A Flu That’s Infecting Thousands Of Dogs Could Move To Humans Next

But it probably won’t
Eugene0126jp via Wikimedia Commons

The newest outbreak of canine influenza has almost reached epidemic proportions; last month, more than 1,000 dogs in the Chicago area were infected, and cases have popped up in a dozen states around the country. Viruses like the flu often move between animal species, and humans are no exception, especially because we live in such close quarters with our canine companions.

Flu symptoms in dogs are surprisingly similar to those in humans: They have runny noses, coughs, and are lethargic. And like humans, dogs can only transmit the flu to one another. Death from the disease is rare, but in dogs with weakened immune systems–if they’re old or already sick–it can sometimes be fatal. Places where dogs congregate, like dog parks, shelters, or daycare and boarding facilities, become opportunities for the virus to spread to a new host.

Traveling in an infected dog is likely how this particular strain of the flu, called H3N2, came to the U.S. in the first place. “The genetic fingerprint of the virus isolated in Chicago is nearly identical to a virus that was circulating in Korea and other parts of Asia,” says Edward Dubovi, a professor of virology at the College of Veterinary Medicine at Cornell University. His guess is that a dog sick with the flu was brought into the country. Though border patrol often requires some paperwork to show that animals have received the proper vaccinations, these mostly pertain to animals used in agriculture, not companion animals like dogs and cats. “Individuals from state to state who deal with companion animals admit that there is a highly porous border; companion animals are fairly unregulated and ignored to a certain extent,” Dubovi says.

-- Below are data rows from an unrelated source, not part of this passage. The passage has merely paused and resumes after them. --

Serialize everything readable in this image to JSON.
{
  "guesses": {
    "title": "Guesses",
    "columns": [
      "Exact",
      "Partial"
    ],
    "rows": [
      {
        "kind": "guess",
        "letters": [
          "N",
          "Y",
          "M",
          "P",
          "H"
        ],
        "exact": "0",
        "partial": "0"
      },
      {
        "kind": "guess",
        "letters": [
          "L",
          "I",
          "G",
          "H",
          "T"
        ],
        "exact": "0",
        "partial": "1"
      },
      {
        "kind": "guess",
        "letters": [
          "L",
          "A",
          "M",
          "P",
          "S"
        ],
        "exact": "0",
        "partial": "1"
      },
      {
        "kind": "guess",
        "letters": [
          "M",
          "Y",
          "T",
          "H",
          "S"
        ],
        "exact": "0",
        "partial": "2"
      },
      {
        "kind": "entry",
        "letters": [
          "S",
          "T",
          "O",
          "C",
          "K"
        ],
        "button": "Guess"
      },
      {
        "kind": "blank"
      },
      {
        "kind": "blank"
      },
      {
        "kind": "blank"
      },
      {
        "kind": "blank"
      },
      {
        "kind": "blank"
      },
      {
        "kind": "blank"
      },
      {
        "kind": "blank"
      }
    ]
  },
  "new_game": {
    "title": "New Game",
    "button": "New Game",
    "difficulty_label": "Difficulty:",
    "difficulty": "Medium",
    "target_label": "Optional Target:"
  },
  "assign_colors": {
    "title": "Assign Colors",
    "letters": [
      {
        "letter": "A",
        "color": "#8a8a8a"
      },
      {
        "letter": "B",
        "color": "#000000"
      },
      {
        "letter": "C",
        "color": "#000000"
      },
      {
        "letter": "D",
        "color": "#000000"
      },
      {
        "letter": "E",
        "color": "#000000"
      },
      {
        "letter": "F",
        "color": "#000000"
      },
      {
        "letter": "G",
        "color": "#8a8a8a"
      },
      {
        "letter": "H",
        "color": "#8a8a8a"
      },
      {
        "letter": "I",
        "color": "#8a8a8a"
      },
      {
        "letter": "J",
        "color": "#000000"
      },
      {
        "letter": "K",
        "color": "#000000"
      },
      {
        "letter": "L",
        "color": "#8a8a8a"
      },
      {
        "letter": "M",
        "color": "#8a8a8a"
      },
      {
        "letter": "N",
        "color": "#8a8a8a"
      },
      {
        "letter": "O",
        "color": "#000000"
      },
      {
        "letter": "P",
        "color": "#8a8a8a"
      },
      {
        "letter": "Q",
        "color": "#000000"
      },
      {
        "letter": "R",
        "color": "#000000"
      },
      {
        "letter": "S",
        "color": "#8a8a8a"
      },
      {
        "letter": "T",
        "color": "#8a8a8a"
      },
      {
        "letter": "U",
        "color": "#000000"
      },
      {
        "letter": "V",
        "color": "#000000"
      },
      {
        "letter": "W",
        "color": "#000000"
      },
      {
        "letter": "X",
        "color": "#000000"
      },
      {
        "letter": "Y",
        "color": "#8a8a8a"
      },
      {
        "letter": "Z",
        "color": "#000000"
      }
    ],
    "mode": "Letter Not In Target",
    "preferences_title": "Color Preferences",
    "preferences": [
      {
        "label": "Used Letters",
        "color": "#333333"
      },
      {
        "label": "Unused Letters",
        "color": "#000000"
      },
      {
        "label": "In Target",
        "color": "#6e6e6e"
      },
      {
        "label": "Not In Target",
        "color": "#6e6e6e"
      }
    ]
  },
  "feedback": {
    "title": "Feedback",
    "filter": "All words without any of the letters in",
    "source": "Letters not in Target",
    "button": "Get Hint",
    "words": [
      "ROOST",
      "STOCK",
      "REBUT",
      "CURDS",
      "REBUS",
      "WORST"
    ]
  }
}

Before it moved to dogs, H3N2 was only found in birds. Viruses are amazingly plastic, Dubovi says, and able to infect different species, because the virus is constantly mutating and changing. Eventually, one of these mutated versions found its way to a dog and, against sizable odds, was able to infect it. This frequent mutation is part of the reason you have to get a new flu shot ever year; the virus changes so quickly that sometimes we have trouble mounting our defenses to keep up with it.

Frequent mutation is part of the reason the virus could also move to humans. A dog living in close quarters with his owner might have just the one strain of the mutated virus that could take hold in humans. But the flu has another scary quality that may help it make the jump: The flu not only mutates, but can jumble up the order of its genes, like a game of genetic Boggle. “So, hypothetically, you could have a dog with H3N2 [a different strain of canine flu], and the owner of that dog could have H1N1 [which started in swine]. If the owner sneezes on the dog, then the dog could get a dual infection, and out of that could come something truly nasty,” Dubovi says.

It’s not really likely that this flu strain will make the leap to humans, Dubovi emphasizes. But it could happen. “It’s like buying a lottery ticket. It’s a theoretical possibility, and there’s no way of predicting. The influenza virus has the ability to produce tremendous surprises.”

Dog owners are already taking the right steps to slow the outbreak of canine flu: keeping them away from places where dogs congregate, at least for a short while. With any luck, this strain might even disappear, Dubovi says.